Exercise data
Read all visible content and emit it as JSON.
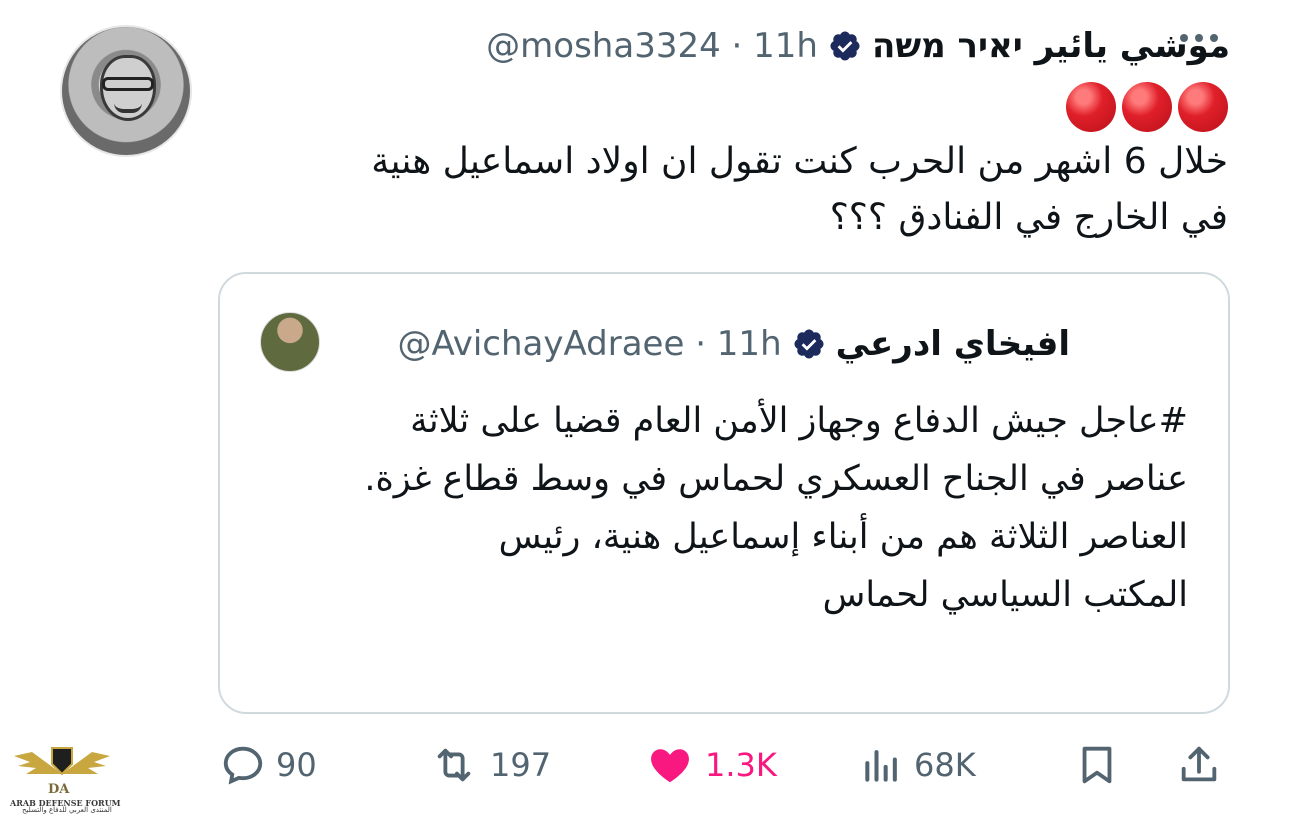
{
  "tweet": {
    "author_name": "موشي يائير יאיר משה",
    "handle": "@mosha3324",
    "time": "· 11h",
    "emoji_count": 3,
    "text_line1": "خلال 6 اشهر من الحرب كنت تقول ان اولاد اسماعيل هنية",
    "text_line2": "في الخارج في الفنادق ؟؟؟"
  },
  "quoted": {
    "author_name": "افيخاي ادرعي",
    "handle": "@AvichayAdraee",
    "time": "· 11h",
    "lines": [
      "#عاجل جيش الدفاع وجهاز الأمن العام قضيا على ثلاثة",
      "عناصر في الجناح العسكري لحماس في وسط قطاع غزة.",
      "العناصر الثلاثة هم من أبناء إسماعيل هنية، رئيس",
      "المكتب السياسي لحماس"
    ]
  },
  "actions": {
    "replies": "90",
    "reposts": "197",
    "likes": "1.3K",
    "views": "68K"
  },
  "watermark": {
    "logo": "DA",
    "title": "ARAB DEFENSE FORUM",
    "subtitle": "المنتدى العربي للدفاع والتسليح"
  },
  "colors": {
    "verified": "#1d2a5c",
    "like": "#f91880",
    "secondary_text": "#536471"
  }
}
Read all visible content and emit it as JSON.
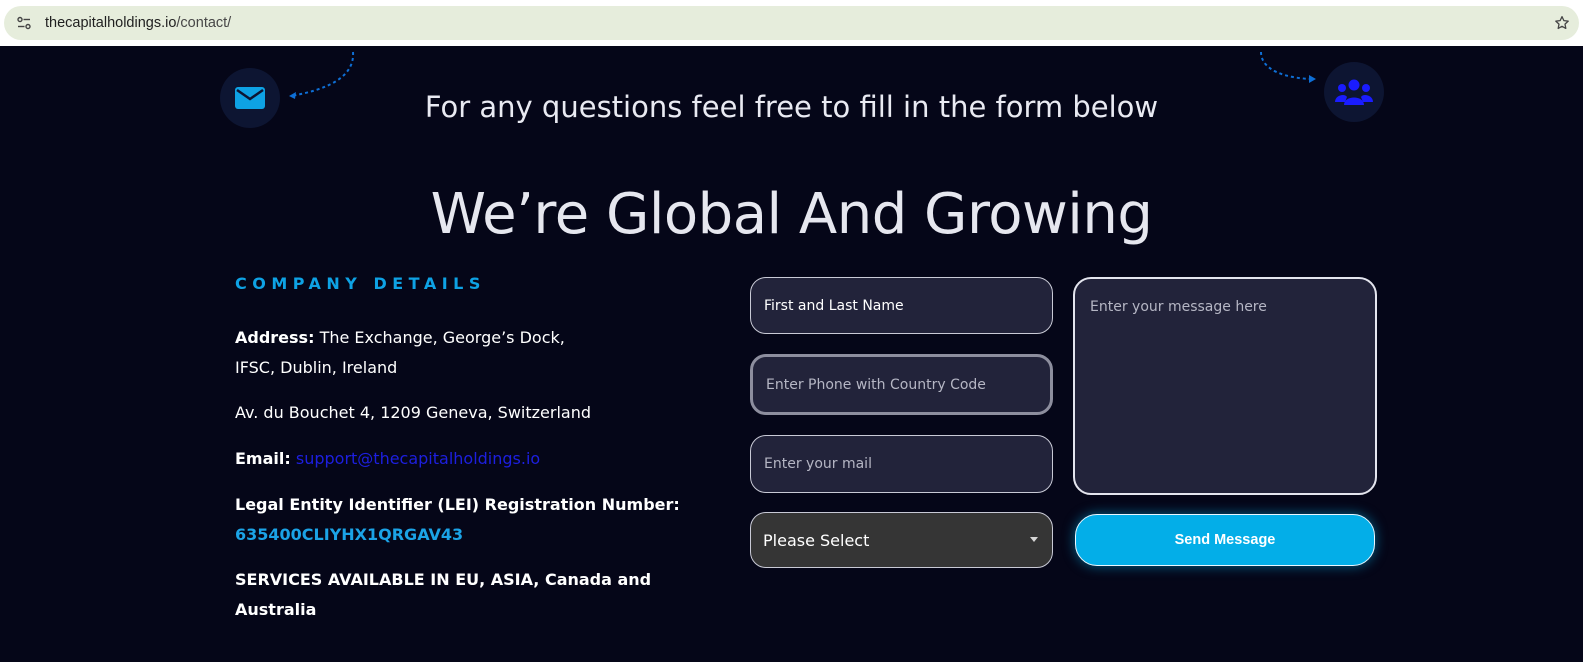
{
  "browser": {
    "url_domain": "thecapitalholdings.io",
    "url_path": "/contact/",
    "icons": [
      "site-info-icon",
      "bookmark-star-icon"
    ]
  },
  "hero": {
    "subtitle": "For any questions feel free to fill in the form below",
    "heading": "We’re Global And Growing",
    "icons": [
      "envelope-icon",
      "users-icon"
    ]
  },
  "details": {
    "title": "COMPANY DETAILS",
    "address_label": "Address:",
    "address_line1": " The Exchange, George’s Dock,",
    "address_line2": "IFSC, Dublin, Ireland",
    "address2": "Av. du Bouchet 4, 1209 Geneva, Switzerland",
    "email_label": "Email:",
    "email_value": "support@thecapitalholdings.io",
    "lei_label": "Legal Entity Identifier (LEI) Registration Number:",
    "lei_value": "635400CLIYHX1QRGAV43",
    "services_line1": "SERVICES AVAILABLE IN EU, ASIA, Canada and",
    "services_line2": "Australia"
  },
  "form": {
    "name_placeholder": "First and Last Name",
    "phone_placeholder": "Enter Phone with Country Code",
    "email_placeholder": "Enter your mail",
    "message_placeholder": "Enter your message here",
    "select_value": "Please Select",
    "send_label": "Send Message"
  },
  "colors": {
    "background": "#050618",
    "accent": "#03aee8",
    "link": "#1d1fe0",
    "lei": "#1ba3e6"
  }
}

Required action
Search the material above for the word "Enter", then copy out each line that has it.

Written answer
    "phone_placeholder": "Enter Phone with Country Code",
    "email_placeholder": "Enter your mail",
    "message_placeholder": "Enter your message here",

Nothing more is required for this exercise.